YOUR ASSIGNMENT: Write the data below out again, unchanged.

MATERIAL FOR THE TASK:
►

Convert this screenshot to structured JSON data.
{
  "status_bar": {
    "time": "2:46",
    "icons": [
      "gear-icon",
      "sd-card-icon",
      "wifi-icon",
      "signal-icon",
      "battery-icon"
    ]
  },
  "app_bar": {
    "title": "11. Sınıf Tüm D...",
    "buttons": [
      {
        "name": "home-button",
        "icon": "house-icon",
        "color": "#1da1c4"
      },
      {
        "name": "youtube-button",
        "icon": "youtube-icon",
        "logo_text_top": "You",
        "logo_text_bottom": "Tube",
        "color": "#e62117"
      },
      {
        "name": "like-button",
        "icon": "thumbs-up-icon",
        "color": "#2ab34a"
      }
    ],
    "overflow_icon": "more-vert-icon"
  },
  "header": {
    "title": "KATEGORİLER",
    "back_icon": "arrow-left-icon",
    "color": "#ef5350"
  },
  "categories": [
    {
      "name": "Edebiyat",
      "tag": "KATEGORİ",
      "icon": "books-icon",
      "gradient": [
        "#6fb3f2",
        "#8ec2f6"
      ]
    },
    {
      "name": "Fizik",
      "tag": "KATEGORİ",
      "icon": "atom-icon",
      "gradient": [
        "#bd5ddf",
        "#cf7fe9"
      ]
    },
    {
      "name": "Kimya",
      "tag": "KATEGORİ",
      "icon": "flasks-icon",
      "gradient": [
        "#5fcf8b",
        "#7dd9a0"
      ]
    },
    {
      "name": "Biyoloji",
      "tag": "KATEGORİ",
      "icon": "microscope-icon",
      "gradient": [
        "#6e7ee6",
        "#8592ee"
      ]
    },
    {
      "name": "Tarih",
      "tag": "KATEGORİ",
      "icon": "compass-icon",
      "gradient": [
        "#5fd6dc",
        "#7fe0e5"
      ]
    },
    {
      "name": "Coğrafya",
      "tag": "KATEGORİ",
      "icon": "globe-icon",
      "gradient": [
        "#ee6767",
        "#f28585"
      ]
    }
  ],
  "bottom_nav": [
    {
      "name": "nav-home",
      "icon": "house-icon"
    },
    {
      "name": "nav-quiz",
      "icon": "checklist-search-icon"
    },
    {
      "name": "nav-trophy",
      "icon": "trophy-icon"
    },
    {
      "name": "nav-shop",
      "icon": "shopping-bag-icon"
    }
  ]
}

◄

RESPONSE AREA:
Convert this screenshot to structured JSON data.
{
  "status_bar": {
    "time": "2:46",
    "icons": [
      "gear-icon",
      "sd-card-icon",
      "wifi-icon",
      "signal-icon",
      "battery-icon"
    ]
  },
  "app_bar": {
    "title": "11. Sınıf Tüm D...",
    "buttons": [
      {
        "name": "home-button",
        "icon": "house-icon",
        "color": "#1da1c4"
      },
      {
        "name": "youtube-button",
        "icon": "youtube-icon",
        "logo_text_top": "You",
        "logo_text_bottom": "Tube",
        "color": "#e62117"
      },
      {
        "name": "like-button",
        "icon": "thumbs-up-icon",
        "color": "#2ab34a"
      }
    ],
    "overflow_icon": "more-vert-icon"
  },
  "header": {
    "title": "KATEGORİLER",
    "back_icon": "arrow-left-icon",
    "color": "#ef5350"
  },
  "categories": [
    {
      "name": "Edebiyat",
      "tag": "KATEGORİ",
      "icon": "books-icon",
      "gradient": [
        "#6fb3f2",
        "#8ec2f6"
      ]
    },
    {
      "name": "Fizik",
      "tag": "KATEGORİ",
      "icon": "atom-icon",
      "gradient": [
        "#bd5ddf",
        "#cf7fe9"
      ]
    },
    {
      "name": "Kimya",
      "tag": "KATEGORİ",
      "icon": "flasks-icon",
      "gradient": [
        "#5fcf8b",
        "#7dd9a0"
      ]
    },
    {
      "name": "Biyoloji",
      "tag": "KATEGORİ",
      "icon": "microscope-icon",
      "gradient": [
        "#6e7ee6",
        "#8592ee"
      ]
    },
    {
      "name": "Tarih",
      "tag": "KATEGORİ",
      "icon": "compass-icon",
      "gradient": [
        "#5fd6dc",
        "#7fe0e5"
      ]
    },
    {
      "name": "Coğrafya",
      "tag": "KATEGORİ",
      "icon": "globe-icon",
      "gradient": [
        "#ee6767",
        "#f28585"
      ]
    }
  ],
  "bottom_nav": [
    {
      "name": "nav-home",
      "icon": "house-icon"
    },
    {
      "name": "nav-quiz",
      "icon": "checklist-search-icon"
    },
    {
      "name": "nav-trophy",
      "icon": "trophy-icon"
    },
    {
      "name": "nav-shop",
      "icon": "shopping-bag-icon"
    }
  ]
}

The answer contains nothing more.